Electrical equipment producers have called for radical change to the WEEE recycling system.
The Joint Trade Associations, which includes eight associations in the electrotechnical sector - and four producer owned compliance schemes - said it represented more than 90% of WEEE producers and sought “to achieve the common goal of introducing a fairer WEEE system for all stakeholders in the UK”.
Its comments came as the Government consults on the recast of WEEE regulations.
Samsung Electronics UK head of sustainability Kevin Considine said: “The Government’s consultation presents the UK with a fantastic opportunity to move to an equitable system allowing maximum freedom and choice for all stakeholders; encourage those collecting WEEE with a net value to collect more and retain more income from properly treated WEEE; and, for the first time, create a system with competition and choice at all levels.”
He said of the options for takeback or matching systems would “provide stakeholders with a fair and properly funded system, allowing legitimate commercial operation, true costs to be borne, and WEEE to be properly treated and audited”.

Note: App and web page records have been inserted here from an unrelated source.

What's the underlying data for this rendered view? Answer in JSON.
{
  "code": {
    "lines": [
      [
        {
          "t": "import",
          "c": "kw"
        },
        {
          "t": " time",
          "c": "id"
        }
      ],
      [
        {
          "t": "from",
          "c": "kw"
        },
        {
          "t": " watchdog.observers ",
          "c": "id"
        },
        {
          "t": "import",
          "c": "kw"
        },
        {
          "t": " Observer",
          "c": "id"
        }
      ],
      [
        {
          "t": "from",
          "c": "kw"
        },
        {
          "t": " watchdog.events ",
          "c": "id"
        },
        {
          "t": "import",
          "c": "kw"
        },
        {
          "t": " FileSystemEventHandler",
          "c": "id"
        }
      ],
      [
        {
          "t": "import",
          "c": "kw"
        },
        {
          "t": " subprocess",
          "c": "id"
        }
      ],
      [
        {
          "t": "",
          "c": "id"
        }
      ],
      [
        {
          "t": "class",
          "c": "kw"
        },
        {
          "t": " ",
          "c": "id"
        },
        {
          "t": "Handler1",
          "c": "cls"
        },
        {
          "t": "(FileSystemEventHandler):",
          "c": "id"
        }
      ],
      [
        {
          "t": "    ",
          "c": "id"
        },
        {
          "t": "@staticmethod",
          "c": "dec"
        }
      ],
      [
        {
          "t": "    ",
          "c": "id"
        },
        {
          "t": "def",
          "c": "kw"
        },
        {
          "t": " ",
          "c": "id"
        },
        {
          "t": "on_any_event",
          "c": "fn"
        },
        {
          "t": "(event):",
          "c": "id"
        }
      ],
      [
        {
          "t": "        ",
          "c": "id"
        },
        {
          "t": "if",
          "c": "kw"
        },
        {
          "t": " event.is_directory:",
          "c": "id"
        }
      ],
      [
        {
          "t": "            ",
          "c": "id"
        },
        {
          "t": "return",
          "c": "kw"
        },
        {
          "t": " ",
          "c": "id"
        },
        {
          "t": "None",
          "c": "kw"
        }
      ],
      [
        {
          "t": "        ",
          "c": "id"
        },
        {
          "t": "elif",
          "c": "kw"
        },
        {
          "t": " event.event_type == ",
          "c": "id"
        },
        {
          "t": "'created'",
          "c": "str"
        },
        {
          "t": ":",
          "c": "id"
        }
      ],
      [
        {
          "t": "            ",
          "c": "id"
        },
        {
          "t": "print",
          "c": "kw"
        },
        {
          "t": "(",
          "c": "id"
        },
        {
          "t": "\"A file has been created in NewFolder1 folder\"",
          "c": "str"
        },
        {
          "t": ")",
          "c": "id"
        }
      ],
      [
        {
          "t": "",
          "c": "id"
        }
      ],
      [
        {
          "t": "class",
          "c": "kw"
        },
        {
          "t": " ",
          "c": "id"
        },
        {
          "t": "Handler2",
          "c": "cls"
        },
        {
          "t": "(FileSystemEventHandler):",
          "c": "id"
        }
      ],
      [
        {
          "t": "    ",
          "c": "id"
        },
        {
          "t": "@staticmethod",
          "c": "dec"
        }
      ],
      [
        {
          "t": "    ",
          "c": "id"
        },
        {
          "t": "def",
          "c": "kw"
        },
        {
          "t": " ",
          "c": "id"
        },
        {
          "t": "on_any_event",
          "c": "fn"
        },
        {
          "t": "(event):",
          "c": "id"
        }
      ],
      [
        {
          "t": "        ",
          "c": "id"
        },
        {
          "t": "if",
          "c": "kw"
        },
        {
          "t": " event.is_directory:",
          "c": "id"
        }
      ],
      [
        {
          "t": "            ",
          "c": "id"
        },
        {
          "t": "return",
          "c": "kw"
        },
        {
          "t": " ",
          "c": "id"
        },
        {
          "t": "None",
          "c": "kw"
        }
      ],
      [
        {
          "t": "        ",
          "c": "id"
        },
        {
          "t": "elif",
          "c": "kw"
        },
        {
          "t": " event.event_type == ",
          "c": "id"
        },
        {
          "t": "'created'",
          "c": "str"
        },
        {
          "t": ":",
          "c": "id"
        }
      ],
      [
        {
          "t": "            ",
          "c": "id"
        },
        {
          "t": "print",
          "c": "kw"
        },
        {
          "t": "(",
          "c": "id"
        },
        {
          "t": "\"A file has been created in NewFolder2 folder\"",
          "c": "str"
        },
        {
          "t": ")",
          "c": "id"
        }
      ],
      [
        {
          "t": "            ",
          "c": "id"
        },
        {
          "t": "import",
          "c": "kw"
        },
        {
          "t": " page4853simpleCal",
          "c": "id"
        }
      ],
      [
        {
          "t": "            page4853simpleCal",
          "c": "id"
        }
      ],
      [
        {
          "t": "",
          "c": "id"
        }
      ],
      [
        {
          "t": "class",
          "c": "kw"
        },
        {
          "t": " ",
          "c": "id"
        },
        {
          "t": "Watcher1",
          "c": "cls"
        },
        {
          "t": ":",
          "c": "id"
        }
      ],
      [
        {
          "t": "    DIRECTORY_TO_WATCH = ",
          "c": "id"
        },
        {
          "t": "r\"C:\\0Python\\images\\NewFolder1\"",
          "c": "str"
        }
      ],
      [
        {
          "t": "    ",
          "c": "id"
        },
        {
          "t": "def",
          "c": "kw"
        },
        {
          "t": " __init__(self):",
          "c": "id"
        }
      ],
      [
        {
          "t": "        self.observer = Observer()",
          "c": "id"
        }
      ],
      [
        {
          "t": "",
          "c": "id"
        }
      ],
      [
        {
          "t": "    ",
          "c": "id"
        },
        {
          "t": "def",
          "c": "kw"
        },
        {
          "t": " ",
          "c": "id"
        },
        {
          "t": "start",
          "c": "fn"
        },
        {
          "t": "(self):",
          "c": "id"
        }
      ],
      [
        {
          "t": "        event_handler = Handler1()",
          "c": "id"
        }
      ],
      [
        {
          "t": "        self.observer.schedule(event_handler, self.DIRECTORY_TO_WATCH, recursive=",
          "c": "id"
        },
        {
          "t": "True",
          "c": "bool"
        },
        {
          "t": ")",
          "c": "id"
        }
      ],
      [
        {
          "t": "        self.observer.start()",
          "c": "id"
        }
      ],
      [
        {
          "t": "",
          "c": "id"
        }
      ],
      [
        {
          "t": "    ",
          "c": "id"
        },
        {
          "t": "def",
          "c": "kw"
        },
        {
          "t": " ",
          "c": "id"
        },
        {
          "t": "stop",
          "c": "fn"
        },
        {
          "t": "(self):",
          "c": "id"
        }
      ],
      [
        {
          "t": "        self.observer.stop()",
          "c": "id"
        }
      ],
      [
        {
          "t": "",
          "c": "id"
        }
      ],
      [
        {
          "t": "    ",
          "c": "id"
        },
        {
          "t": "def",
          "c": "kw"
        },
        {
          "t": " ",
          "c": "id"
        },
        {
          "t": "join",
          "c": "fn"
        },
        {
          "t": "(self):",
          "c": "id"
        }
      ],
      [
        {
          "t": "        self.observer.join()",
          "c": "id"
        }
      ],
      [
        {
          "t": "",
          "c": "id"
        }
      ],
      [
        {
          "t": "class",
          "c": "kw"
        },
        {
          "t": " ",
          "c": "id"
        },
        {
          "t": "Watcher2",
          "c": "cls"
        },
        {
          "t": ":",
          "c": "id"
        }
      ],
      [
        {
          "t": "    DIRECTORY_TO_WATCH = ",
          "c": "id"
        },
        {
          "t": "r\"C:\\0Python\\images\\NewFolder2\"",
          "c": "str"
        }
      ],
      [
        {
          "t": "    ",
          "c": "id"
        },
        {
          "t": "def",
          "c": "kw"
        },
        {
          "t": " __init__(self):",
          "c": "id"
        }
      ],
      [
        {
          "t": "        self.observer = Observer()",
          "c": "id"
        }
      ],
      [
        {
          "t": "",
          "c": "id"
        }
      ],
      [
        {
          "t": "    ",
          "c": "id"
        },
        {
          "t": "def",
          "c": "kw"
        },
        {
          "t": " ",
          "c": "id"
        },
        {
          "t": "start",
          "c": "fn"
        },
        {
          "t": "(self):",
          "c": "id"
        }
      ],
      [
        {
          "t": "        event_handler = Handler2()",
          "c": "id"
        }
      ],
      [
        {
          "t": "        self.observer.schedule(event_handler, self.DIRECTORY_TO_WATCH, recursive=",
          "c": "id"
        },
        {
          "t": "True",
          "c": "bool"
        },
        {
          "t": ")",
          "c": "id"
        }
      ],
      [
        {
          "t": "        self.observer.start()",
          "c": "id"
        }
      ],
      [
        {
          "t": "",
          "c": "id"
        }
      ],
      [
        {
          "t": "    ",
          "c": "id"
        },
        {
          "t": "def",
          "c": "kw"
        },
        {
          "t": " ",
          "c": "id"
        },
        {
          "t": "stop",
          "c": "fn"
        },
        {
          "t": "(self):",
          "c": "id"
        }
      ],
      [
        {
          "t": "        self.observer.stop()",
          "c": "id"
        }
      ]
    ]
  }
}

Mark Dempsey, European waste policy adviser to Hewlett-Packard said the consultation and its accompanying impact assessment “underline the excessive costs and lack of audit for WEEE that result from the evidence trading system”.
Toshiba’s environmental affairs manager Tom Nickson said the current system offered “no incentive for a PCS to offer a lower price to attract new members even where it has surplus WEEE, since it can always sell surplus evidence to deficit PCSs who must buy at the given price to meet obligations or face criminal sanctions”.
The compliance scheme members of the Joint Trade Associations are B2B Compliance, ERP UK, Recolight, and REPIC.